# Page and application data records
☆ ☆ ☆

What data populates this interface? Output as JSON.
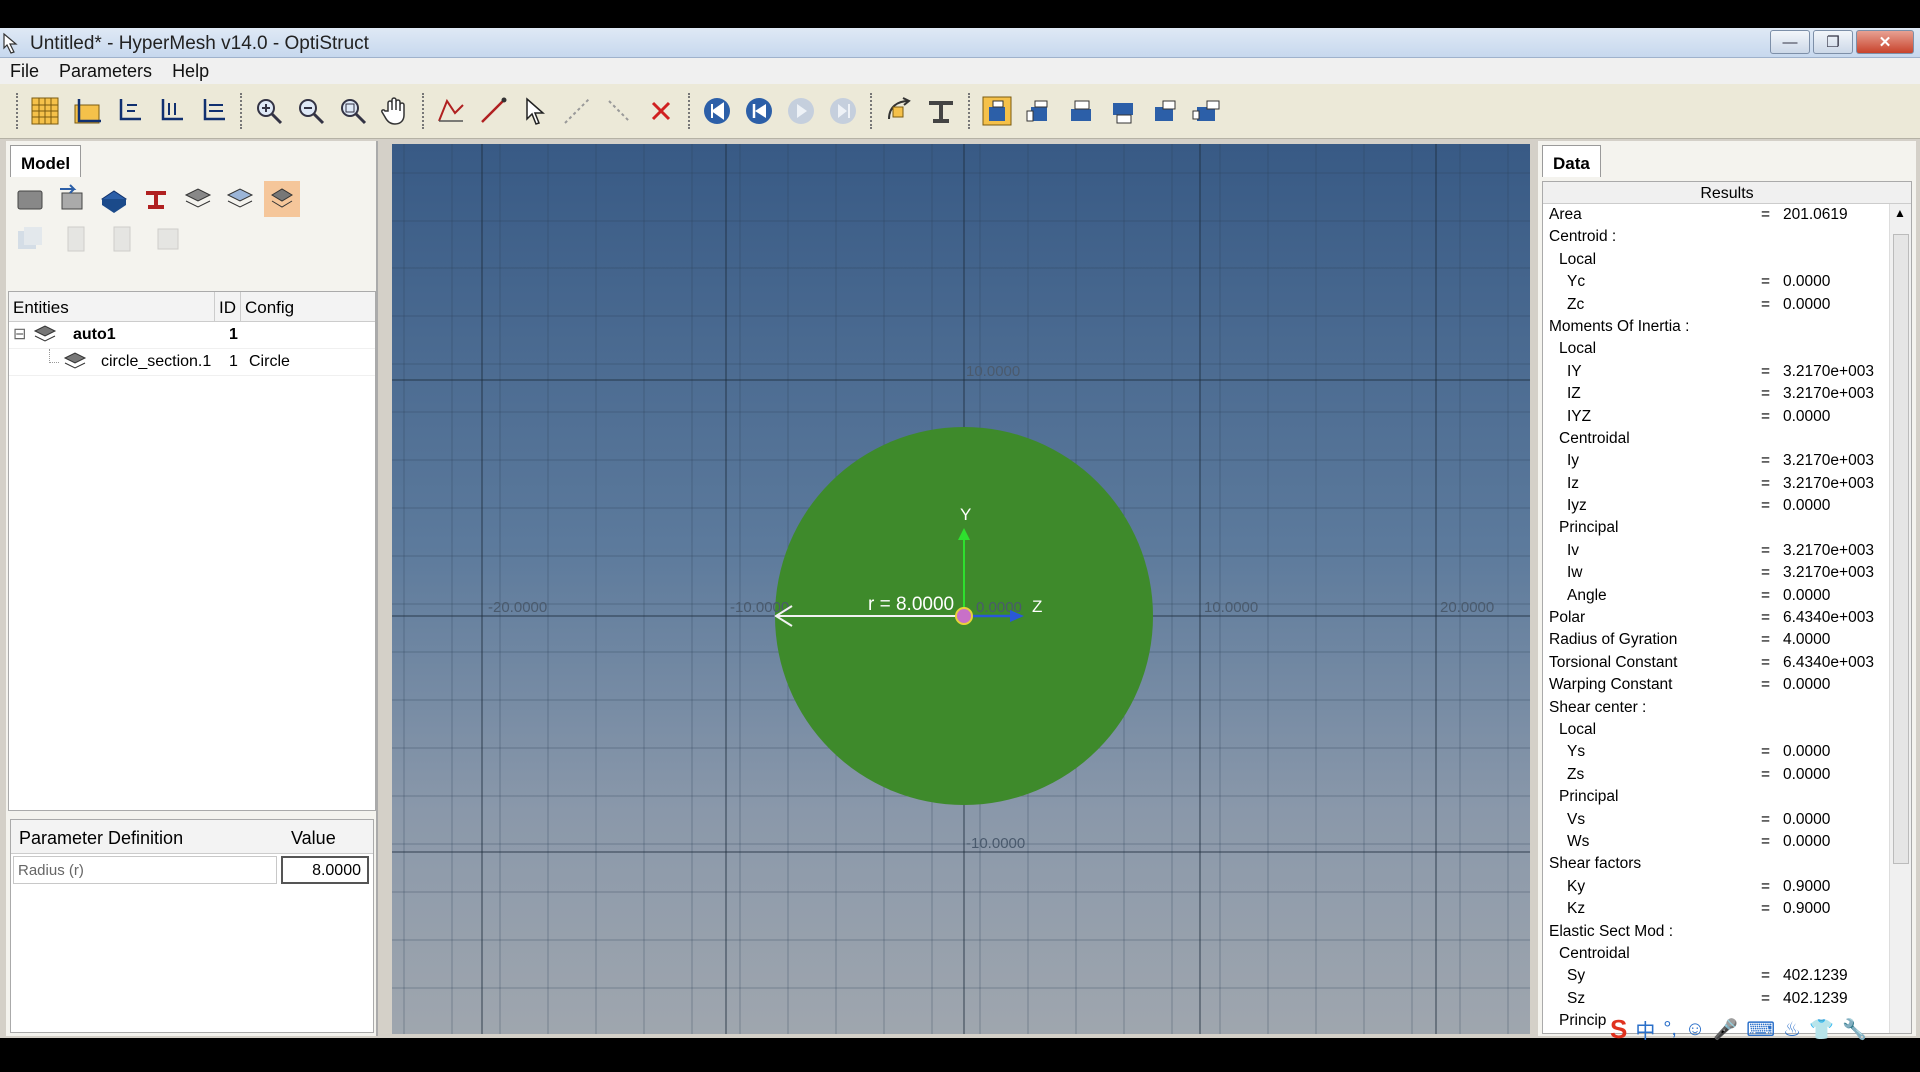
{
  "window": {
    "title": "Untitled* - HyperMesh v14.0 - OptiStruct",
    "minimize": "—",
    "maximize": "❐",
    "close": "✕"
  },
  "menu": [
    "File",
    "Parameters",
    "Help"
  ],
  "left_panel": {
    "tab": "Model",
    "columns": {
      "entities": "Entities",
      "id": "ID",
      "config": "Config"
    },
    "tree": {
      "root": {
        "expander": "⊟",
        "name": "auto1",
        "id": "1"
      },
      "child": {
        "name": "circle_section.1",
        "id": "1",
        "config": "Circle"
      }
    },
    "params": {
      "col_def": "Parameter Definition",
      "col_value": "Value",
      "row_name": "Radius (r)",
      "row_value": "8.0000"
    }
  },
  "viewport": {
    "radius_label": "r = 8.0000",
    "y_axis": "Y",
    "z_axis": "Z",
    "ticks": {
      "x_neg20": "-20.0000",
      "x_neg10": "-10.0000",
      "x_0": "0.0000",
      "x_10": "10.0000",
      "x_20": "20.0000",
      "y_10": "10.0000",
      "y_neg10": "-10.0000"
    },
    "circle_color": "#3e8a2b"
  },
  "right_panel": {
    "tab": "Data",
    "header": "Results",
    "rows": [
      {
        "indent": 0,
        "label": "Area",
        "eq": "=",
        "value": "201.0619"
      },
      {
        "indent": 0,
        "label": "Centroid :",
        "eq": "",
        "value": ""
      },
      {
        "indent": 1,
        "label": "Local",
        "eq": "",
        "value": ""
      },
      {
        "indent": 2,
        "label": "Yc",
        "eq": "=",
        "value": "0.0000"
      },
      {
        "indent": 2,
        "label": "Zc",
        "eq": "=",
        "value": "0.0000"
      },
      {
        "indent": 0,
        "label": "Moments Of Inertia :",
        "eq": "",
        "value": ""
      },
      {
        "indent": 1,
        "label": "Local",
        "eq": "",
        "value": ""
      },
      {
        "indent": 2,
        "label": "IY",
        "eq": "=",
        "value": "3.2170e+003"
      },
      {
        "indent": 2,
        "label": "IZ",
        "eq": "=",
        "value": "3.2170e+003"
      },
      {
        "indent": 2,
        "label": "IYZ",
        "eq": "=",
        "value": "0.0000"
      },
      {
        "indent": 1,
        "label": "Centroidal",
        "eq": "",
        "value": ""
      },
      {
        "indent": 2,
        "label": "Iy",
        "eq": "=",
        "value": "3.2170e+003"
      },
      {
        "indent": 2,
        "label": "Iz",
        "eq": "=",
        "value": "3.2170e+003"
      },
      {
        "indent": 2,
        "label": "Iyz",
        "eq": "=",
        "value": "0.0000"
      },
      {
        "indent": 1,
        "label": "Principal",
        "eq": "",
        "value": ""
      },
      {
        "indent": 2,
        "label": "Iv",
        "eq": "=",
        "value": "3.2170e+003"
      },
      {
        "indent": 2,
        "label": "Iw",
        "eq": "=",
        "value": "3.2170e+003"
      },
      {
        "indent": 2,
        "label": "Angle",
        "eq": "=",
        "value": "0.0000"
      },
      {
        "indent": 0,
        "label": "Polar",
        "eq": "=",
        "value": "6.4340e+003"
      },
      {
        "indent": 0,
        "label": "Radius of Gyration",
        "eq": "=",
        "value": "4.0000"
      },
      {
        "indent": 0,
        "label": "Torsional Constant",
        "eq": "=",
        "value": "6.4340e+003"
      },
      {
        "indent": 0,
        "label": "Warping Constant",
        "eq": "=",
        "value": "0.0000"
      },
      {
        "indent": 0,
        "label": "Shear center :",
        "eq": "",
        "value": ""
      },
      {
        "indent": 1,
        "label": "Local",
        "eq": "",
        "value": ""
      },
      {
        "indent": 2,
        "label": "Ys",
        "eq": "=",
        "value": "0.0000"
      },
      {
        "indent": 2,
        "label": "Zs",
        "eq": "=",
        "value": "0.0000"
      },
      {
        "indent": 1,
        "label": "Principal",
        "eq": "",
        "value": ""
      },
      {
        "indent": 2,
        "label": "Vs",
        "eq": "=",
        "value": "0.0000"
      },
      {
        "indent": 2,
        "label": "Ws",
        "eq": "=",
        "value": "0.0000"
      },
      {
        "indent": 0,
        "label": "Shear factors",
        "eq": "",
        "value": ""
      },
      {
        "indent": 2,
        "label": "Ky",
        "eq": "=",
        "value": "0.9000"
      },
      {
        "indent": 2,
        "label": "Kz",
        "eq": "=",
        "value": "0.9000"
      },
      {
        "indent": 0,
        "label": "Elastic Sect Mod :",
        "eq": "",
        "value": ""
      },
      {
        "indent": 1,
        "label": "Centroidal",
        "eq": "",
        "value": ""
      },
      {
        "indent": 2,
        "label": "Sy",
        "eq": "=",
        "value": "402.1239"
      },
      {
        "indent": 2,
        "label": "Sz",
        "eq": "=",
        "value": "402.1239"
      },
      {
        "indent": 1,
        "label": "Princip",
        "eq": "",
        "value": ""
      }
    ]
  },
  "tray": [
    "S",
    "中",
    "°,",
    "☺",
    "🎤",
    "⌨",
    "♨",
    "👕",
    "🔧"
  ]
}
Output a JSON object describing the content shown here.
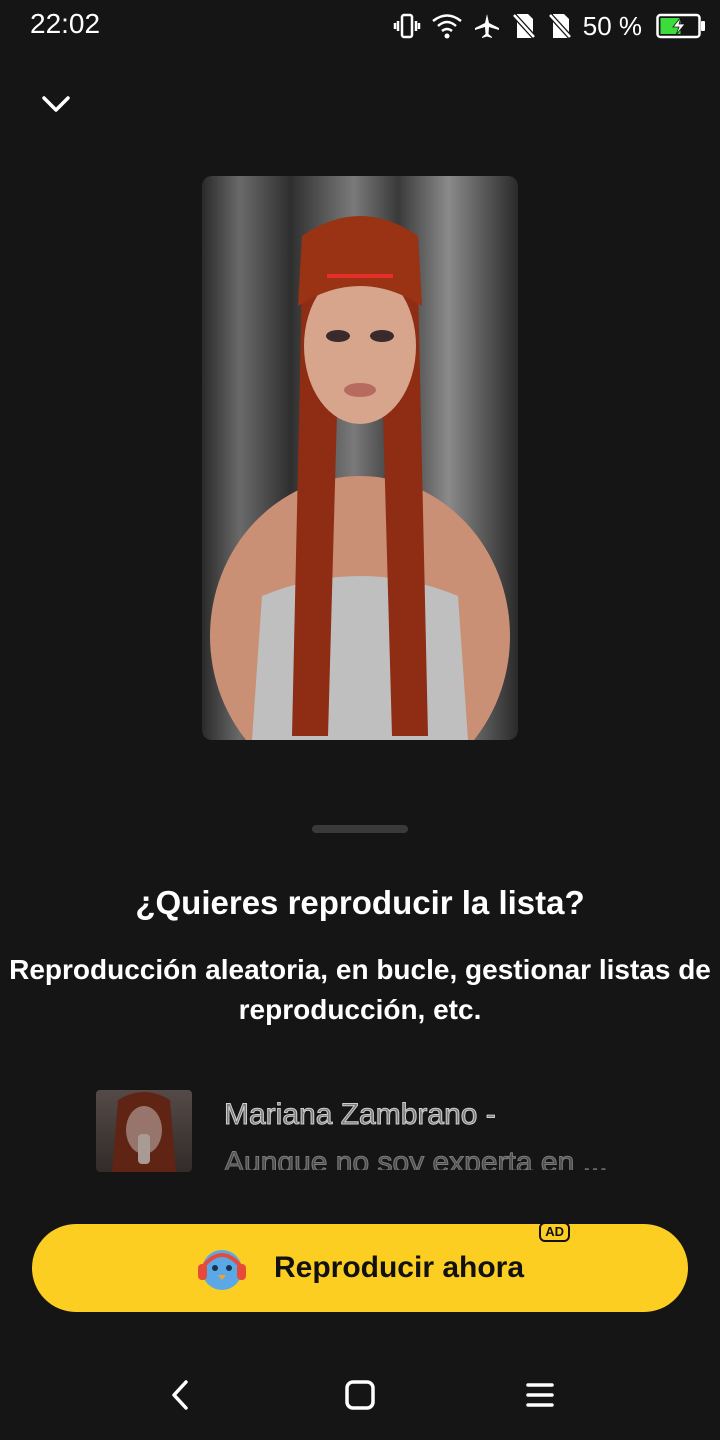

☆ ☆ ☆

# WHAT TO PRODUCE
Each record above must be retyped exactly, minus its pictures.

# RESULT OF THE EXERCISE
What data populates this interface? Output as JSON.
{
  "window": {
    "title": "Untitled* - HyperMesh v14.0 - OptiStruct",
    "minimize": "—",
    "maximize": "❐",
    "close": "✕"
  },
  "menu": [
    "File",
    "Parameters",
    "Help"
  ],
  "left_panel": {
    "tab": "Model",
    "columns": {
      "entities": "Entities",
      "id": "ID",
      "config": "Config"
    },
    "tree": {
      "root": {
        "expander": "⊟",
        "name": "auto1",
        "id": "1"
      },
      "child": {
        "name": "circle_section.1",
        "id": "1",
        "config": "Circle"
      }
    },
    "params": {
      "col_def": "Parameter Definition",
      "col_value": "Value",
      "row_name": "Radius (r)",
      "row_value": "8.0000"
    }
  },
  "viewport": {
    "radius_label": "r = 8.0000",
    "y_axis": "Y",
    "z_axis": "Z",
    "ticks": {
      "x_neg20": "-20.0000",
      "x_neg10": "-10.0000",
      "x_0": "0.0000",
      "x_10": "10.0000",
      "x_20": "20.0000",
      "y_10": "10.0000",
      "y_neg10": "-10.0000"
    },
    "circle_color": "#3e8a2b"
  },
  "right_panel": {
    "tab": "Data",
    "header": "Results",
    "rows": [
      {
        "indent": 0,
        "label": "Area",
        "eq": "=",
        "value": "201.0619"
      },
      {
        "indent": 0,
        "label": "Centroid :",
        "eq": "",
        "value": ""
      },
      {
        "indent": 1,
        "label": "Local",
        "eq": "",
        "value": ""
      },
      {
        "indent": 2,
        "label": "Yc",
        "eq": "=",
        "value": "0.0000"
      },
      {
        "indent": 2,
        "label": "Zc",
        "eq": "=",
        "value": "0.0000"
      },
      {
        "indent": 0,
        "label": "Moments Of Inertia :",
        "eq": "",
        "value": ""
      },
      {
        "indent": 1,
        "label": "Local",
        "eq": "",
        "value": ""
      },
      {
        "indent": 2,
        "label": "IY",
        "eq": "=",
        "value": "3.2170e+003"
      },
      {
        "indent": 2,
        "label": "IZ",
        "eq": "=",
        "value": "3.2170e+003"
      },
      {
        "indent": 2,
        "label": "IYZ",
        "eq": "=",
        "value": "0.0000"
      },
      {
        "indent": 1,
        "label": "Centroidal",
        "eq": "",
        "value": ""
      },
      {
        "indent": 2,
        "label": "Iy",
        "eq": "=",
        "value": "3.2170e+003"
      },
      {
        "indent": 2,
        "label": "Iz",
        "eq": "=",
        "value": "3.2170e+003"
      },
      {
        "indent": 2,
        "label": "Iyz",
        "eq": "=",
        "value": "0.0000"
      },
      {
        "indent": 1,
        "label": "Principal",
        "eq": "",
        "value": ""
      },
      {
        "indent": 2,
        "label": "Iv",
        "eq": "=",
        "value": "3.2170e+003"
      },
      {
        "indent": 2,
        "label": "Iw",
        "eq": "=",
        "value": "3.2170e+003"
      },
      {
        "indent": 2,
        "label": "Angle",
        "eq": "=",
        "value": "0.0000"
      },
      {
        "indent": 0,
        "label": "Polar",
        "eq": "=",
        "value": "6.4340e+003"
      },
      {
        "indent": 0,
        "label": "Radius of Gyration",
        "eq": "=",
        "value": "4.0000"
      },
      {
        "indent": 0,
        "label": "Torsional Constant",
        "eq": "=",
        "value": "6.4340e+003"
      },
      {
        "indent": 0,
        "label": "Warping Constant",
        "eq": "=",
        "value": "0.0000"
      },
      {
        "indent": 0,
        "label": "Shear center :",
        "eq": "",
        "value": ""
      },
      {
        "indent": 1,
        "label": "Local",
        "eq": "",
        "value": ""
      },
      {
        "indent": 2,
        "label": "Ys",
        "eq": "=",
        "value": "0.0000"
      },
      {
        "indent": 2,
        "label": "Zs",
        "eq": "=",
        "value": "0.0000"
      },
      {
        "indent": 1,
        "label": "Principal",
        "eq": "",
        "value": ""
      },
      {
        "indent": 2,
        "label": "Vs",
        "eq": "=",
        "value": "0.0000"
      },
      {
        "indent": 2,
        "label": "Ws",
        "eq": "=",
        "value": "0.0000"
      },
      {
        "indent": 0,
        "label": "Shear factors",
        "eq": "",
        "value": ""
      },
      {
        "indent": 2,
        "label": "Ky",
        "eq": "=",
        "value": "0.9000"
      },
      {
        "indent": 2,
        "label": "Kz",
        "eq": "=",
        "value": "0.9000"
      },
      {
        "indent": 0,
        "label": "Elastic Sect Mod :",
        "eq": "",
        "value": ""
      },
      {
        "indent": 1,
        "label": "Centroidal",
        "eq": "",
        "value": ""
      },
      {
        "indent": 2,
        "label": "Sy",
        "eq": "=",
        "value": "402.1239"
      },
      {
        "indent": 2,
        "label": "Sz",
        "eq": "=",
        "value": "402.1239"
      },
      {
        "indent": 1,
        "label": "Princip",
        "eq": "",
        "value": ""
      }
    ]
  },
  "tray": [
    "S",
    "中",
    "°,",
    "☺",
    "🎤",
    "⌨",
    "♨",
    "👕",
    "🔧"
  ]
}
Output a JSON object describing the content shown here.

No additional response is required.